Connecting a Second Screen to an iMac Mid 2010 Model

I first used a dual screen computer back in about 2002. I managed to get hold of a large 21 inch CRT as well as a 15 inch CRT. I connected it up to my home built PC by buying an updated graphics card that had two outputs. If I remember correctly I had to use a DVI port for one of the screens although I had to attach a DVI to VGA convertor on to that as both monitors were just VGA. The larger screen ran at 1600 x 1200 and the smaller screen, probably 1280 x 1024 or more likely 1024 x 768.

Being able to work on a spreadsheet and Word document at the same time without having to minimise one to see the other helped speed things up making me get jobs done far quicker. That machine died after a while, perhaps a dodgy bit of thermal grease caused it. Either way, I switched to a laptop in 2006.

After a few years of using a widescreen laptop as my primary machine, I decided to get a 2010 iMac with a 27 inch screen. Thanks to the size of the screen and the crazy resolution (not as crazy as a Retina Mac Pro mind you) of 2560 x 1440, I can now have two windows open side by side with plenty of room to work on. But, I found myself wanting a bit more screen space. I stumbled across a decent ViewSonic 19 inch LCD (the VA1916w model) and decided to see if I could use that as a secondary display. As the display was going spare, the only expense I had was to convert from a display port to VGA which required an adapter from Apple. Not too cheap, but I justified it with there being no cost of the second screen.

Attaching it up was simple. Just plug it in and moments later it gets detected. All you do next is look at the preferences, check the resolution is set right (which it was automatically) and then drag the screen layout in to how you have it on your desk.
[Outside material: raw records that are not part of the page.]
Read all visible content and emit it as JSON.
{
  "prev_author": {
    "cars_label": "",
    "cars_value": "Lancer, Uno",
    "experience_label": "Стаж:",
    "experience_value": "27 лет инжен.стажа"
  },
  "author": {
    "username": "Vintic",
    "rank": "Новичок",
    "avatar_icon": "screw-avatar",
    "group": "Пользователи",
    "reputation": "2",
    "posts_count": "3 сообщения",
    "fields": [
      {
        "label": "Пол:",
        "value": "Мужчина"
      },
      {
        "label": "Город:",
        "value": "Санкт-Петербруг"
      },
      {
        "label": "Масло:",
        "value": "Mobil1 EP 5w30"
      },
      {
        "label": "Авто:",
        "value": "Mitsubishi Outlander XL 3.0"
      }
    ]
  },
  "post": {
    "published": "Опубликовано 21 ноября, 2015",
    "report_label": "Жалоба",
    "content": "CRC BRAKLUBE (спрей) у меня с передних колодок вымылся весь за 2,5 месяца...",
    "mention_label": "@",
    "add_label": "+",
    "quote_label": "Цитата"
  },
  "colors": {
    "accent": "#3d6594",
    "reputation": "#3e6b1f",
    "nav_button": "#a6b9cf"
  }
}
Why does a 27 inch iMac user want a second display

Although I do a lot of blogging, some here and lots elsewhere, I also use Xcode a lot to create iPad and iPhone apps… ok, I’ll be honest, my first hasn’t been released yet but will be doing soon although I have created plenty of test apps and some of my own apps for my own use. While using features such as the interface builder as well as viewing header and implementation code side-by-side, I quickly found that to look through Apple documentation meant shrinking the Xcode window down so I could fit the browser next to it. Xcode likes a lot of screen estate, so I opted for the second screen mainly so I could browse documents on the left screen while working on my primary 27 inch screen.

Performance problems to look out for with dual screens

When purchasing this iMac, I got the cheapest 27 inch model available… lowest spec that is. I maxed out the RAM at a later date (a few months back now) after finding a good deal on 16GB. However, running OS X Lion there were a few graphical performance issues. Often the iMac would freeze when trying to swipe between desktops or when sliding 3 fingers up on the Magic Trackpad (expose) and it would hang there for maybe 20 – 30 seconds and then come back to life. This was an “ok-ish” problem due to the extra screen providing extra value. Good news though is that after upgrading to the lates OS X version a few weeks back, OS X Mountain Lion, these performance issues are completely gone. So, if you see performance issues on your iMac with dual-screens, perhaps it might be worth an update to Mountain Lion as Apple seems to have done something that makes graphics perform far more efficiently.

Could I go back to a single screen

Of course. Although adding a second screen is a nice convenience, a 27 inch iMac with a 2560 x 1440 resolution still provides plenty of screen space to work with. While I have the option and desk space for a second screen I’ll keep it, but should that change at a later date, it wont be too painful to lose.

The only thing to watch out for is 1. performance… Mountain Lion fixed that completely for me though. 2. Cost of a convertor should your secondary display not be compatible with the output on the iMac. My late 2010 iMac has a display port but newer ones I believe use Thunderbolt.